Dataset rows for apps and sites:
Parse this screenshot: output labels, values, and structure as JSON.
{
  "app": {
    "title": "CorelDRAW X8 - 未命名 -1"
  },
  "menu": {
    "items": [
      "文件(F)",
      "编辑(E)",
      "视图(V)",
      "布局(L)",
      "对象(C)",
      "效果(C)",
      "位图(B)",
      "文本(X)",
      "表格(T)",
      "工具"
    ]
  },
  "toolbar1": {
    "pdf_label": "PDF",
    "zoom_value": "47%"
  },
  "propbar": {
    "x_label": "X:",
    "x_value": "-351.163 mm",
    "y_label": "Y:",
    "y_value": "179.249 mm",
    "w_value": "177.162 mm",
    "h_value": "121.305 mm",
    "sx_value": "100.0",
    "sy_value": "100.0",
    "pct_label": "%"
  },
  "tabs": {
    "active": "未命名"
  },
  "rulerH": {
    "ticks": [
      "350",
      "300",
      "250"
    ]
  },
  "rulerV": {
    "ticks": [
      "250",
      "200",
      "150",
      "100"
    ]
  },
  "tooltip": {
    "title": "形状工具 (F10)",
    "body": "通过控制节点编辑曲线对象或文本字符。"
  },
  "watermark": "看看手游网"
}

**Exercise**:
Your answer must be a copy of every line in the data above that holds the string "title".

**Response to this exercise**:
    "title": "CorelDRAW X8 - 未命名 -1"
    "title": "形状工具 (F10)",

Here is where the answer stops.